Some residents celebrated in the streets as government troops and paramilitaries entered the town centre and tore down the black flags of the ISIS terrorists who had ruled it with an iron fist for more than three years.
AFP correspondents saw little major damage in the town, although there had been casualties in the fighting as they saw the bodies of two terrorists in the back of a pickup.
Sharqat was the first goal of a major offensive launched on Thursday to recapture an ISIS-held enclave centred on the insurgent bastion of Hawija, one of just two pockets still controlled by the jihadists in Iraq.
Sector operations chief General Abdel Amir Yarallah said some 20 villages around Sharqat had also been recaptured from ISIS.
The next goal is Hawija itself, some 30 kilometres (20 miles) to the southeast.
After the defeat of ISIS in second city Mosul in July and the recapture of adjacent areas, Hawija and neighbouring towns form the last enclave still held by ISIS in Iraq apart from a section of the Euphrates Valley downstream from the border with Syria.
The mainly Sunni Arab enclave, which was bypassed by government forces in their advance north to Mosul last year, has been a bastion of insurgency ever since the first year of the US-led occupation in 2003.
The territory still held by ISIS in the "caliphate" straddling Iraq and Syria it proclaimed in 2014 has dwindled, with stronghold after stronghold coming under assault on both sides of the border.

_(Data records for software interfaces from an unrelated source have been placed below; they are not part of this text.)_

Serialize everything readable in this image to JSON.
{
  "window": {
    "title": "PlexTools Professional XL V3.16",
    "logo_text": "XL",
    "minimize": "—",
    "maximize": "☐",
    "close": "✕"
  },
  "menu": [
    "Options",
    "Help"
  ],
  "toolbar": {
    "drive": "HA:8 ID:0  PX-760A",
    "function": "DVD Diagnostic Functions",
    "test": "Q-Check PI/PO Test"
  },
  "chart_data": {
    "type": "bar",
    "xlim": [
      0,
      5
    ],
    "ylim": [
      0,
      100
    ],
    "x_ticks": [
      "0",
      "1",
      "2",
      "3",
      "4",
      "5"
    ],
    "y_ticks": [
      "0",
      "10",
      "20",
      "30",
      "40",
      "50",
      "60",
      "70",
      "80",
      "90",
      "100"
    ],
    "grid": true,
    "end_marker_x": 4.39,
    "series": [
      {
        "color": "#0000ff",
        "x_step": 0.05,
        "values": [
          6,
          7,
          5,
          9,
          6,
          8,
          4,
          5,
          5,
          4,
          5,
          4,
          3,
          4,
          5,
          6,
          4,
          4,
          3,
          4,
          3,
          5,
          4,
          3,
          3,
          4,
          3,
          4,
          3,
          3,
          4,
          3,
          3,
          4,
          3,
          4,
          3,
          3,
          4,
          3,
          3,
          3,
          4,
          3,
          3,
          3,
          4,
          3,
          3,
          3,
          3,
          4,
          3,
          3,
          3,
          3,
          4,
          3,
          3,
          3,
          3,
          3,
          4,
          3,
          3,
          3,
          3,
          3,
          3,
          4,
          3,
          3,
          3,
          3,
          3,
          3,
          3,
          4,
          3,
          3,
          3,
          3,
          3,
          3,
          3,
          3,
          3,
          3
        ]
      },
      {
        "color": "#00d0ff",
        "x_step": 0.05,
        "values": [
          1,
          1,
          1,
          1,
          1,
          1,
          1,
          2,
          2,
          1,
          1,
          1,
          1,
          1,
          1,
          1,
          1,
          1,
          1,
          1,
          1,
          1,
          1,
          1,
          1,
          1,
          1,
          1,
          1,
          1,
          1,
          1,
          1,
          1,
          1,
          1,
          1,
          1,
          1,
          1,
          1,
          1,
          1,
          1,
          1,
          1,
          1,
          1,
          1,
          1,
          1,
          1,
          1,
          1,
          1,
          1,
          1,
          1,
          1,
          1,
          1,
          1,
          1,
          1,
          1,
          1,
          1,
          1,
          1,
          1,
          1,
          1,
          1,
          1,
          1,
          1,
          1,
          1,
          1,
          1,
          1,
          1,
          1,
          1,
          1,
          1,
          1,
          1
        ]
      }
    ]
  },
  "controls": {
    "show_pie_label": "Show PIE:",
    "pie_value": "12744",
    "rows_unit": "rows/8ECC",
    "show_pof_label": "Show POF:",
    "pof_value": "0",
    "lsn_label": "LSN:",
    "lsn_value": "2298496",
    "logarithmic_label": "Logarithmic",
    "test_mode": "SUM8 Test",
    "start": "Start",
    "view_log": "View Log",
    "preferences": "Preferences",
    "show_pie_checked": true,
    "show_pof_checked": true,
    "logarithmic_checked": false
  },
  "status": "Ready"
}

Iraq soldiers, police and paramilitaries launched an offensive against the terrorists' other remaining enclave earlier this week, pushing up the Euphrates Valley towards the ISIS-held towns of Anna, Rawa and Al-Qaim.